Scan the records for "internal". Show the matching lines.

▬▬▬

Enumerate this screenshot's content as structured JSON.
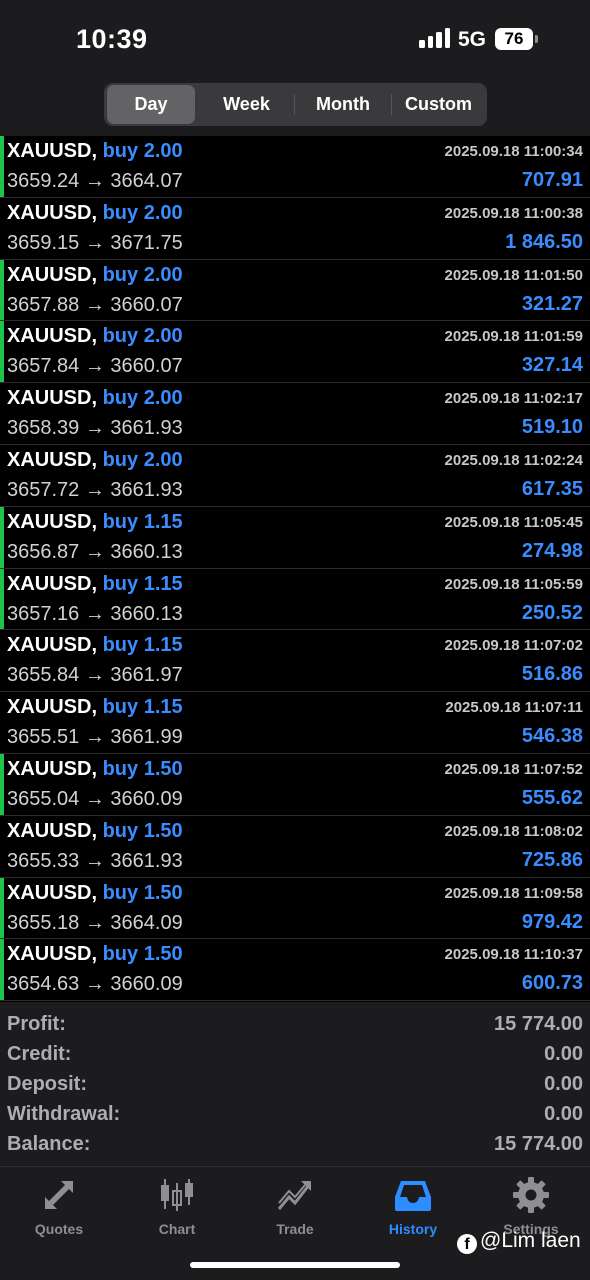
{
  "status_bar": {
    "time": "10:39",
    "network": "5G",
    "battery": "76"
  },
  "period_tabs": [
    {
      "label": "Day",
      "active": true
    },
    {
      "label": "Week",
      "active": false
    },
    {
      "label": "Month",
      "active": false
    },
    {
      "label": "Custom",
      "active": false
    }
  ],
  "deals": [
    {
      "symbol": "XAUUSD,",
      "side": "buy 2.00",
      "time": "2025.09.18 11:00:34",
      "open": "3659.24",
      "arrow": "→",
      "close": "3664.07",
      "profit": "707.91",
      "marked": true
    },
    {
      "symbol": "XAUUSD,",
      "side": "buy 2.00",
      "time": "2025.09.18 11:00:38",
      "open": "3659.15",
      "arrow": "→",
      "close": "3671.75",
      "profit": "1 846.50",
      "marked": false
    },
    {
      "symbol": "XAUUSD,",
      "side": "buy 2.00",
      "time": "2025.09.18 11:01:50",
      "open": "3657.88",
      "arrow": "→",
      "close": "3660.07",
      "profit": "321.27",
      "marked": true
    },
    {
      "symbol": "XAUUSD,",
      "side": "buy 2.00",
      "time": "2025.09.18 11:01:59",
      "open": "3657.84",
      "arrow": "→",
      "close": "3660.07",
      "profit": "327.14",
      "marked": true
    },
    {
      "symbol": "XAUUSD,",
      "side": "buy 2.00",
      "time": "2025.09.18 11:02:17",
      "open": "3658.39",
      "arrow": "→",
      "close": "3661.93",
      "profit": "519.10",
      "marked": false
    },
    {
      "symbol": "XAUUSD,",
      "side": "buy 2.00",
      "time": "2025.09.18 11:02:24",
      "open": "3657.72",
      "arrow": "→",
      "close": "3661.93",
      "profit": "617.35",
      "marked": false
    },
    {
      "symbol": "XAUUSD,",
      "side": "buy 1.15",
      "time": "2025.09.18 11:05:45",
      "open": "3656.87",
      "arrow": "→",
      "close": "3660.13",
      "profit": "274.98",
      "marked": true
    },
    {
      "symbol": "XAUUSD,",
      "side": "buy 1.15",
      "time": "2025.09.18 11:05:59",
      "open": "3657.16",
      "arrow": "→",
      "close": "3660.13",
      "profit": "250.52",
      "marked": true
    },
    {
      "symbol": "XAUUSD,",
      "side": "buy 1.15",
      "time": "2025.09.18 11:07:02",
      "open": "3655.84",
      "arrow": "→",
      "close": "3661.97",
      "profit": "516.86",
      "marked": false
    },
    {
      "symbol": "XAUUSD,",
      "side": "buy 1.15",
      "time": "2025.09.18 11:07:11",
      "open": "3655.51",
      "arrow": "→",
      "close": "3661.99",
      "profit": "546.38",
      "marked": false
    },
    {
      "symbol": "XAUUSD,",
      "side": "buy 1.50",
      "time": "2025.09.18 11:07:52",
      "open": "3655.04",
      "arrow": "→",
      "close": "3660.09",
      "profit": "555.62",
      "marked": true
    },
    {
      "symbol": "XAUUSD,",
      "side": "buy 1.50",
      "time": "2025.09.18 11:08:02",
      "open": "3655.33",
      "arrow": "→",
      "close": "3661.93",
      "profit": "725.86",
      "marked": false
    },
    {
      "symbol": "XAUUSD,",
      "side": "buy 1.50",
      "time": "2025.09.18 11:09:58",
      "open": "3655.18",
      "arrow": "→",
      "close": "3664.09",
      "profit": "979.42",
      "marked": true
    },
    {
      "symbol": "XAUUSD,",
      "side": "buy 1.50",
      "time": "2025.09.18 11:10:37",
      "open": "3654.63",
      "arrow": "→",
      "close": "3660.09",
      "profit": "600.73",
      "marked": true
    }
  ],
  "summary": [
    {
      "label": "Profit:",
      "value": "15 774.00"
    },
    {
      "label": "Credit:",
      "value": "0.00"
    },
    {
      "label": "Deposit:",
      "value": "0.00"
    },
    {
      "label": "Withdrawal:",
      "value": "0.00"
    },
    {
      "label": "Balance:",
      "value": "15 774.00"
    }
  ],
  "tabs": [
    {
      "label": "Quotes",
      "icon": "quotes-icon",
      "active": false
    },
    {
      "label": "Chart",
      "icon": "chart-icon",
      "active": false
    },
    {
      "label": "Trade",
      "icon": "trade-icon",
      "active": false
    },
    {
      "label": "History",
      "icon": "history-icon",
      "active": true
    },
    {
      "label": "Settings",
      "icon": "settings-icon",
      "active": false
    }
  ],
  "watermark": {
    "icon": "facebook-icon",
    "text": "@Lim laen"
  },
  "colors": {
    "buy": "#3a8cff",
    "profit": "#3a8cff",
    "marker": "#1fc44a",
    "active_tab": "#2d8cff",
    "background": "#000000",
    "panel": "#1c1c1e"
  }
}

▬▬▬

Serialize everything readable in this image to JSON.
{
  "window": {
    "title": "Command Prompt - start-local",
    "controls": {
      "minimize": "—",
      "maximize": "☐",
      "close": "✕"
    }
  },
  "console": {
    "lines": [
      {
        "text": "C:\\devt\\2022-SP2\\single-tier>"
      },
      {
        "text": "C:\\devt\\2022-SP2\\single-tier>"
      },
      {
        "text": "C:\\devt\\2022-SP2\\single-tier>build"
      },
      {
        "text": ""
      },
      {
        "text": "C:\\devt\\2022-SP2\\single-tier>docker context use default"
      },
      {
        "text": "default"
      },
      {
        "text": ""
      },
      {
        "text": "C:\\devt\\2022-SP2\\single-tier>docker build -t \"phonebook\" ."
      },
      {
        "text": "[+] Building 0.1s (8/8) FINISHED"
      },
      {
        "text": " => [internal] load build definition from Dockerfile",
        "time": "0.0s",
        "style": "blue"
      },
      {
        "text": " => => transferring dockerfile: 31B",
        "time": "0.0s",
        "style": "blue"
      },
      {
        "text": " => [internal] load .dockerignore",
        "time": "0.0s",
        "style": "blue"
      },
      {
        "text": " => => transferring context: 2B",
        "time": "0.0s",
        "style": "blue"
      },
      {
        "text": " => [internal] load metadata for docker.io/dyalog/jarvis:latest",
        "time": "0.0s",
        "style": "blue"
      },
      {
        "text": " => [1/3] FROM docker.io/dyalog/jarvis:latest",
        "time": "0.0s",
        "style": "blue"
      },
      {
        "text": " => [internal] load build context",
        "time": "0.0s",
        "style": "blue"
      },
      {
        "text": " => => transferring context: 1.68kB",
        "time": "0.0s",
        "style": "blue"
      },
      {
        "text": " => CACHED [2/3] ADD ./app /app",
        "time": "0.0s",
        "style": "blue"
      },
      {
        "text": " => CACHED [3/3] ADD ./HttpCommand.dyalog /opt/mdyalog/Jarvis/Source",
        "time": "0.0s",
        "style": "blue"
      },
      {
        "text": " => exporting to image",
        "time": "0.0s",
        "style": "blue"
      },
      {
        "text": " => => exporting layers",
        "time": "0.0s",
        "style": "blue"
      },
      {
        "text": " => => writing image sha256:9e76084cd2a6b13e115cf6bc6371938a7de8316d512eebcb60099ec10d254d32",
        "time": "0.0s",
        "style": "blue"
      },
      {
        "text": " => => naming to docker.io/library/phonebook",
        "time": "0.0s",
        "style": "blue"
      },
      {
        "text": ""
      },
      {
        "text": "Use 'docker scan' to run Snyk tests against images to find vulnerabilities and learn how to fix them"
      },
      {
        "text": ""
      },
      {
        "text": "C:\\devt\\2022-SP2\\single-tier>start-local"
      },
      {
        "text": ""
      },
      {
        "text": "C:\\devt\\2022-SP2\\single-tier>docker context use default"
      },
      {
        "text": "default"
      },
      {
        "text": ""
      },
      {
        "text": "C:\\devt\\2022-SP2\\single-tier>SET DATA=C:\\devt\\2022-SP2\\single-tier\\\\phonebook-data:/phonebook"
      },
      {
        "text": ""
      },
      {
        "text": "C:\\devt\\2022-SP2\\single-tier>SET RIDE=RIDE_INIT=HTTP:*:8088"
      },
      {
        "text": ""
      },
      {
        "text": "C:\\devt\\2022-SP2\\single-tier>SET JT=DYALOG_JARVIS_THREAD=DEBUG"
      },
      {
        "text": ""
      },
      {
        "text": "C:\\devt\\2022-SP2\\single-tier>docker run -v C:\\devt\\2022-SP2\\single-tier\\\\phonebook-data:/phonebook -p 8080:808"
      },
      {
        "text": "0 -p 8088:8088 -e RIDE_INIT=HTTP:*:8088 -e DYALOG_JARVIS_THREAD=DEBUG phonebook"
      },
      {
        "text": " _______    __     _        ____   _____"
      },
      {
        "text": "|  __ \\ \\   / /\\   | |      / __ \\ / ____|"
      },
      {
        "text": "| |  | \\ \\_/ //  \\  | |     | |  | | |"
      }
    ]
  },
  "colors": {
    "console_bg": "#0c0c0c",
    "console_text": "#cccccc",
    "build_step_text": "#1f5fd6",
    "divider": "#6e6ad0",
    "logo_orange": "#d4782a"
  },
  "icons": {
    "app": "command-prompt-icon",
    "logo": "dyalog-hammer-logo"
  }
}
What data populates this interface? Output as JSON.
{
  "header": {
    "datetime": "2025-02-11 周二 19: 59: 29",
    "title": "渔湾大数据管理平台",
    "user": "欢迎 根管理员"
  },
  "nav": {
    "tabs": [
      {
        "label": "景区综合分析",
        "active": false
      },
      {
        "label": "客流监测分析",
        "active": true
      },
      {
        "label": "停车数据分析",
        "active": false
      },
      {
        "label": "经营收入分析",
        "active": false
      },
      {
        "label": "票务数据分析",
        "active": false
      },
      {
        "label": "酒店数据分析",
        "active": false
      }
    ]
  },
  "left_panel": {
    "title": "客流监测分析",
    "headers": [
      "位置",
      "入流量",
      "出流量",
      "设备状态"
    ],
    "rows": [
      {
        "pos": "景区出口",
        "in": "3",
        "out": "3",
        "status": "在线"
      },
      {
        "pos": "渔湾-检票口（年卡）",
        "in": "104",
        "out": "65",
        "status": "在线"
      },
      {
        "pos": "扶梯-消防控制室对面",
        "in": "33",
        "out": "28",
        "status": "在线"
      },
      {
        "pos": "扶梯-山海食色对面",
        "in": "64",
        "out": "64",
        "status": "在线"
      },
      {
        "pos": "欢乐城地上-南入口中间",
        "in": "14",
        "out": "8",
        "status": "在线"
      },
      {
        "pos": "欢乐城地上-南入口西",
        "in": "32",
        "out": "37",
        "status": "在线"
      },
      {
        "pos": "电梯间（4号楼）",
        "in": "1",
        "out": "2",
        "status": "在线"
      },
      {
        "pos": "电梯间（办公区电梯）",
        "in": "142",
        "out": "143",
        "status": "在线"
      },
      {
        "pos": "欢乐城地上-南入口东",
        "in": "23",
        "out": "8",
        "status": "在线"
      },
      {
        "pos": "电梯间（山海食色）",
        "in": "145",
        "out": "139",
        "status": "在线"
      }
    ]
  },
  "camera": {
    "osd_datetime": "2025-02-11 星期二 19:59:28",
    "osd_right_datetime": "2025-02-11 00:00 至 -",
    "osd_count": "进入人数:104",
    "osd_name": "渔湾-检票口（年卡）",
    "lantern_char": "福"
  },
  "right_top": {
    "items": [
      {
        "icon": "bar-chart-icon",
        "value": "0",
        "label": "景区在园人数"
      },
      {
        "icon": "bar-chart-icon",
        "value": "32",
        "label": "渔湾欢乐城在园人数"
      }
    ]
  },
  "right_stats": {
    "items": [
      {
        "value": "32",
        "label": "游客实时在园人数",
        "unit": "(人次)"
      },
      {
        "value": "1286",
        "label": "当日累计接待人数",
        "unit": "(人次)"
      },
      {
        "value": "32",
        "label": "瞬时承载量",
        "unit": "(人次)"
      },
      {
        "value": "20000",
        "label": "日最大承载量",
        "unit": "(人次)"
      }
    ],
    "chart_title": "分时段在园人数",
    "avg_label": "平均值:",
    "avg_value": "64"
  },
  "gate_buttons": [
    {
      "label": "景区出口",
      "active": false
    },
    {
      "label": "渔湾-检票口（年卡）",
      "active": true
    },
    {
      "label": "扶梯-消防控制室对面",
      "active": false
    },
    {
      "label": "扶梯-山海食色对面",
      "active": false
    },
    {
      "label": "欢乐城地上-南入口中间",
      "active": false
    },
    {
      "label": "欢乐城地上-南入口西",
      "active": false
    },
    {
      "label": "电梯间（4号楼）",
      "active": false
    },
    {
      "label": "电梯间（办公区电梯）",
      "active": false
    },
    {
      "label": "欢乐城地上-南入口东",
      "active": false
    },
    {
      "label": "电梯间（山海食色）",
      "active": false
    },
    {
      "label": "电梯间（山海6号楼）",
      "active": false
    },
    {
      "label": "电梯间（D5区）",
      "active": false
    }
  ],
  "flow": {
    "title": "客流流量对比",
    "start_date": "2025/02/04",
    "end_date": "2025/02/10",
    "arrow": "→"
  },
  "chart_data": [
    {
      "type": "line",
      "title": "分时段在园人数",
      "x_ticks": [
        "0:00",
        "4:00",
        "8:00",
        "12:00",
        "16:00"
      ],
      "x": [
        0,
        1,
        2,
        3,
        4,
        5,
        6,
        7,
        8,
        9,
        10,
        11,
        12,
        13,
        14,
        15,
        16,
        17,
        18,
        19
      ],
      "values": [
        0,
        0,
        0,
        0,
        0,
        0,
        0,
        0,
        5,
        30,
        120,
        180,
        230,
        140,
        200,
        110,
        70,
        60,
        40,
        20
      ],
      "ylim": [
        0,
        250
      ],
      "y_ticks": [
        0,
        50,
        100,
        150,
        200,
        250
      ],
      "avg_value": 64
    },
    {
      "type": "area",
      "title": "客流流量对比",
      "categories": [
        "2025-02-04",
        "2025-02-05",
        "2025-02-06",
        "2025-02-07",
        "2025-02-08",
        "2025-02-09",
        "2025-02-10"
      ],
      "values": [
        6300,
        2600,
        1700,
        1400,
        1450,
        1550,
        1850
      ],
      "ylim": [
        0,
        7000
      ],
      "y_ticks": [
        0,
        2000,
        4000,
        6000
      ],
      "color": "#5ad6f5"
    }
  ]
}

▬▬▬

ANSWER SECTION –
        "text": " => [internal] load build definition from Dockerfile",
        "text": " => [internal] load .dockerignore",
        "text": " => [internal] load metadata for docker.io/dyalog/jarvis:latest",
        "text": " => [internal] load build context",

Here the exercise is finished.